··· Records for processing ···

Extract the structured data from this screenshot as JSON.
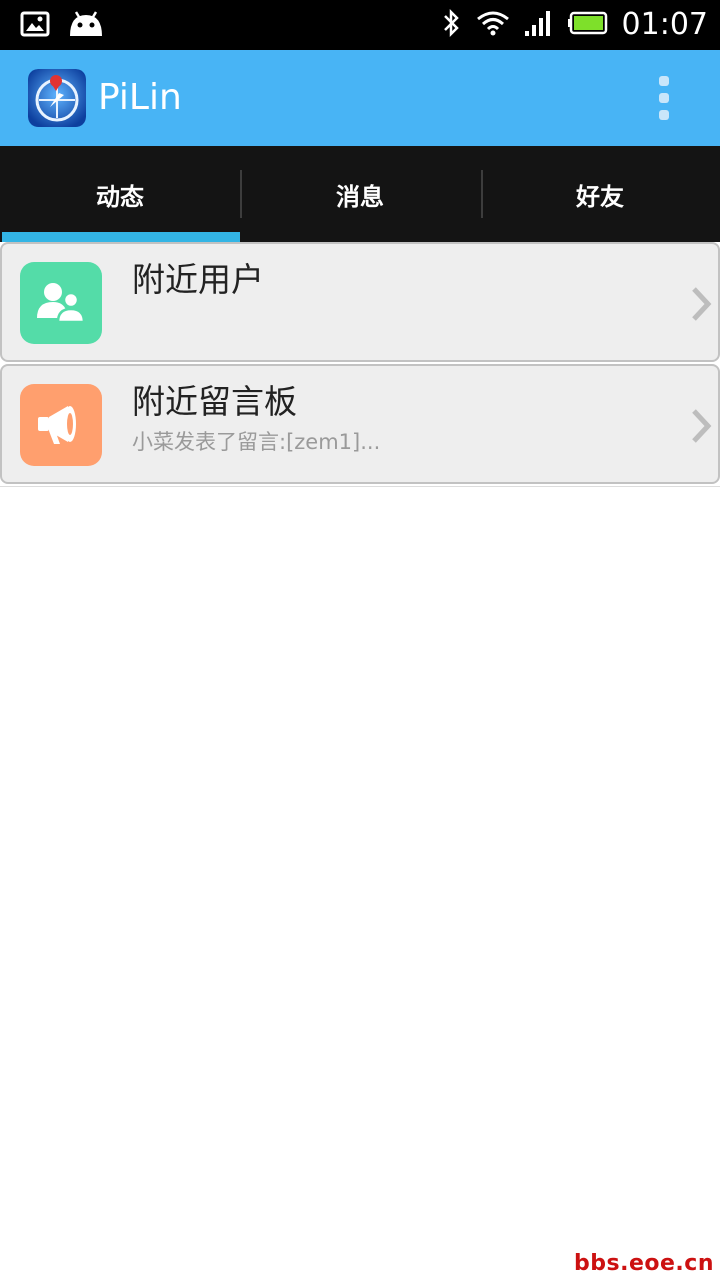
{
  "status_bar": {
    "time": "01:07",
    "left_icons": [
      "gallery-icon",
      "android-icon"
    ],
    "right_icons": [
      "bluetooth-icon",
      "wifi-icon",
      "signal-icon",
      "battery-icon"
    ]
  },
  "action_bar": {
    "title": "PiLin",
    "icon": "compass-app-icon",
    "overflow_icon": "overflow-menu-icon",
    "background": "#48b4f5"
  },
  "tabs": [
    {
      "label": "动态",
      "selected": true
    },
    {
      "label": "消息",
      "selected": false
    },
    {
      "label": "好友",
      "selected": false
    }
  ],
  "tab_indicator_color": "#33b5e5",
  "list": [
    {
      "title": "附近用户",
      "subtitle": "",
      "icon": "users-icon",
      "icon_color": "#54dca8"
    },
    {
      "title": "附近留言板",
      "subtitle": "小菜发表了留言:[zem1]...",
      "icon": "megaphone-icon",
      "icon_color": "#ff9f6e"
    }
  ],
  "watermark": "bbs.eoe.cn"
}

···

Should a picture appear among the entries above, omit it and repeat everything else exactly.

Extract the structured data from this screenshot as JSON.
{
  "status_bar": {
    "time": "01:07",
    "left_icons": [
      "gallery-icon",
      "android-icon"
    ],
    "right_icons": [
      "bluetooth-icon",
      "wifi-icon",
      "signal-icon",
      "battery-icon"
    ]
  },
  "action_bar": {
    "title": "PiLin",
    "icon": "compass-app-icon",
    "overflow_icon": "overflow-menu-icon",
    "background": "#48b4f5"
  },
  "tabs": [
    {
      "label": "动态",
      "selected": true
    },
    {
      "label": "消息",
      "selected": false
    },
    {
      "label": "好友",
      "selected": false
    }
  ],
  "tab_indicator_color": "#33b5e5",
  "list": [
    {
      "title": "附近用户",
      "subtitle": "",
      "icon": "users-icon",
      "icon_color": "#54dca8"
    },
    {
      "title": "附近留言板",
      "subtitle": "小菜发表了留言:[zem1]...",
      "icon": "megaphone-icon",
      "icon_color": "#ff9f6e"
    }
  ],
  "watermark": "bbs.eoe.cn"
}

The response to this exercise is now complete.